And here, for those of you who have been longing for what seems an eternity to focus on anything other than the one thing we were all fixated upon, is my team, the one that will travel through 2020 without a blemish, destined, if there is a God, to breathe life back into New York City after it has lived, and far too often died, in the center of the storm.

Catchers - Gary Sanchez and Kyle Higashika

First Base - Luke Voit and Mike Ford

Second Base - DJ Lemahieu

Shortstop - Gleybar Torres

Third Base - Gio Urshela and Miguel Andujar

Outfield - Clint Frazier, Brett Gardner, Mike Tauchman 
(the actual outfield of Mike Stanton, Aaron Judge and Aaron Hicks will be watching all of this unfold from a distance, marooned on the disabled list until I decide they are ready to play)

Utility - Tyler Wade and Thaise Estrada

Starting Pitchers - Gerritt Cole, Masahira Tanaka, JA Happ, Jordan Montgomery, Jonathan Loaisaga 
(Luis Severino collecting his money while on the sideline all year, James Paxton appearing when I tire of watching Jordan Montgomery struggle and Domingo German in domestic violence purgatory for the foreseeable future)

Relievers -Aroldis Chapman, Zack Britton, Luis Cessa, Chad Greene, Jonathan Holder, Tommy Kahnle, Adam Ottavino, David Hale, Delvi Garcia, Ben Heller, Michael King, Nick Nelson and Carl Schmidt

I have the smell of a new leather mitt and the feel of an untouched baseball set firmly in my mind. 
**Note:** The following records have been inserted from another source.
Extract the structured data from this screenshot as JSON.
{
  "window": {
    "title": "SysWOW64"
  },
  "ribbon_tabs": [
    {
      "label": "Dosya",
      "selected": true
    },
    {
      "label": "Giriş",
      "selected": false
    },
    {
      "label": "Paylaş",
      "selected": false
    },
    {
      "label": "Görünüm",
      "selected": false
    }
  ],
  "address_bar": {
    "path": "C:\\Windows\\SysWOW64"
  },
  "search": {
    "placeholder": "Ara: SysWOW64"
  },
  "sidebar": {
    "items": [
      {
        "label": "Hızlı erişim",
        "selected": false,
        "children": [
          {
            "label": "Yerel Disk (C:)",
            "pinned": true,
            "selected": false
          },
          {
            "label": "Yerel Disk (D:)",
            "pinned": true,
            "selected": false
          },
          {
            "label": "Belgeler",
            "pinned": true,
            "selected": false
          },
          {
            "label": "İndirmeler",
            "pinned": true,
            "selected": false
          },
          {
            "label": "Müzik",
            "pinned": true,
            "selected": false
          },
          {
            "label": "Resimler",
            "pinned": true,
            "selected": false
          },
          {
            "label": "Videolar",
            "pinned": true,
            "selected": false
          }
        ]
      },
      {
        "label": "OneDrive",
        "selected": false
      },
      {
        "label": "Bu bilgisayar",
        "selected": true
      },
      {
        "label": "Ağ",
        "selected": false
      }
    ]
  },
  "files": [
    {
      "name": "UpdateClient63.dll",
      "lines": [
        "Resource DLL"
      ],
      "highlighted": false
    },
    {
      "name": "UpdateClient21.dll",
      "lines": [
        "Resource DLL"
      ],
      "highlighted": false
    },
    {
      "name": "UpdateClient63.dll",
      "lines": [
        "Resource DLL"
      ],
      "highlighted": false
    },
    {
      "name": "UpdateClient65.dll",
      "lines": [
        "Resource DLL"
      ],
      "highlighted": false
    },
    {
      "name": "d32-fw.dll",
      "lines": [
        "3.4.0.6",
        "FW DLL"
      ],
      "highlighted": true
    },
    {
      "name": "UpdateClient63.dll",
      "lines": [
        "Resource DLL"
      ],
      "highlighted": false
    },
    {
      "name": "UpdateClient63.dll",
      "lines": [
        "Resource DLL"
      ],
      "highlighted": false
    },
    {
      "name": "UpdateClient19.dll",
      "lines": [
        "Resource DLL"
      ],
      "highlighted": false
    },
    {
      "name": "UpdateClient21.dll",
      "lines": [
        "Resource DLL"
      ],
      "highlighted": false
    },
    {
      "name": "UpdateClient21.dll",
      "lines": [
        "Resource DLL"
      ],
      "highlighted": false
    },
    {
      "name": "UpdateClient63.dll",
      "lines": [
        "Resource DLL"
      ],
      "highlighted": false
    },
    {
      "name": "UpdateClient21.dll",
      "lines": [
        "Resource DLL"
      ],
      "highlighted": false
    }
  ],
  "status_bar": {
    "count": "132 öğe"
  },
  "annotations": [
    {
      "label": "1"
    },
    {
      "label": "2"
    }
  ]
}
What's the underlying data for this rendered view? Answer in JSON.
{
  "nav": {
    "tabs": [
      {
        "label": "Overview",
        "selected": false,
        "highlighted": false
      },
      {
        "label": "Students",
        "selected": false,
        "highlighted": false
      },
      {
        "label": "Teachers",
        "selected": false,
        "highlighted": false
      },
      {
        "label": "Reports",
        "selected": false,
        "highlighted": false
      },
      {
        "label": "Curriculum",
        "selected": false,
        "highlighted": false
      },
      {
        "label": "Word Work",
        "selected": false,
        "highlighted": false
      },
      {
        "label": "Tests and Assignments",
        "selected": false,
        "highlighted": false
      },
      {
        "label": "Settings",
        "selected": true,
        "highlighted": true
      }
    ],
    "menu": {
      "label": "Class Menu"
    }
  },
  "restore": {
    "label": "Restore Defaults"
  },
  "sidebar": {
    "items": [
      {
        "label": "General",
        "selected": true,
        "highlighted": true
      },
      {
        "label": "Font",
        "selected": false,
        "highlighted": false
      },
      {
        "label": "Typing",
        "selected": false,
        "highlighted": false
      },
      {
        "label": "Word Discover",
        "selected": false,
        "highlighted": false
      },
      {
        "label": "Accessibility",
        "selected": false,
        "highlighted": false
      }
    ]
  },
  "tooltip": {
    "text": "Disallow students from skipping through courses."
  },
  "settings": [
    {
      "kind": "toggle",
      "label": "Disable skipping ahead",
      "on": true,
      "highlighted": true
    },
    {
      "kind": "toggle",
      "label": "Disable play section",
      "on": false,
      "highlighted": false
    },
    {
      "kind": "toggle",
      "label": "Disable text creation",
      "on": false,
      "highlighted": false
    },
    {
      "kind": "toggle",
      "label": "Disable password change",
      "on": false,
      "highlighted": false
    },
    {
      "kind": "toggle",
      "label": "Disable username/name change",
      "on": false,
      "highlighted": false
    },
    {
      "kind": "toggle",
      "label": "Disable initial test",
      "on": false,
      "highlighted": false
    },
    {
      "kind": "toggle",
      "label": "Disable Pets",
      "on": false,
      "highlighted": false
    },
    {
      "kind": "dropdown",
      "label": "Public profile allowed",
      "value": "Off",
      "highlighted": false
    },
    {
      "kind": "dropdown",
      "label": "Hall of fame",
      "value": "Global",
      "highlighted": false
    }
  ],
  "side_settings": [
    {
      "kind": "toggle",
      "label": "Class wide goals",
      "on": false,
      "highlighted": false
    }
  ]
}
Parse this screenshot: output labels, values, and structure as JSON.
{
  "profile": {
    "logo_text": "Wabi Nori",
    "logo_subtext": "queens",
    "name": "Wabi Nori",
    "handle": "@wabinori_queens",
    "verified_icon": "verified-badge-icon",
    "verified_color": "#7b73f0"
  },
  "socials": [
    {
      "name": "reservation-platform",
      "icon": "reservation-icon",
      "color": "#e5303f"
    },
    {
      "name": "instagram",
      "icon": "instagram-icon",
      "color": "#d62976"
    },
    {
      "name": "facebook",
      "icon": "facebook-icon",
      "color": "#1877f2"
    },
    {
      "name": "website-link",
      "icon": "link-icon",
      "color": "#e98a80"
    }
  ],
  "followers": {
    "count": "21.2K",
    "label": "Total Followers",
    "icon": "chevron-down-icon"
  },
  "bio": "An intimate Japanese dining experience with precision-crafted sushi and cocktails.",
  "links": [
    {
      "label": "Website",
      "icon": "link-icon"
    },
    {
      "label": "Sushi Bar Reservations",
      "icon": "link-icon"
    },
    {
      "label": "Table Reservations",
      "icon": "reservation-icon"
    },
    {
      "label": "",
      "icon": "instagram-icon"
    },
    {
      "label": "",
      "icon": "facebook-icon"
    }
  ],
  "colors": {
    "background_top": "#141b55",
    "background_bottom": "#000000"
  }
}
And as a country, severely wounded but now on the mend, as nearly 330 million who have seen Hell close up, as each one of us is for the first time in what feels like forever able to recall what it is like to smile and not fear tomorrow, it is finally, finally, finally our time to get up, get out of our seats, walk over to the window and shout at the top of our lungs: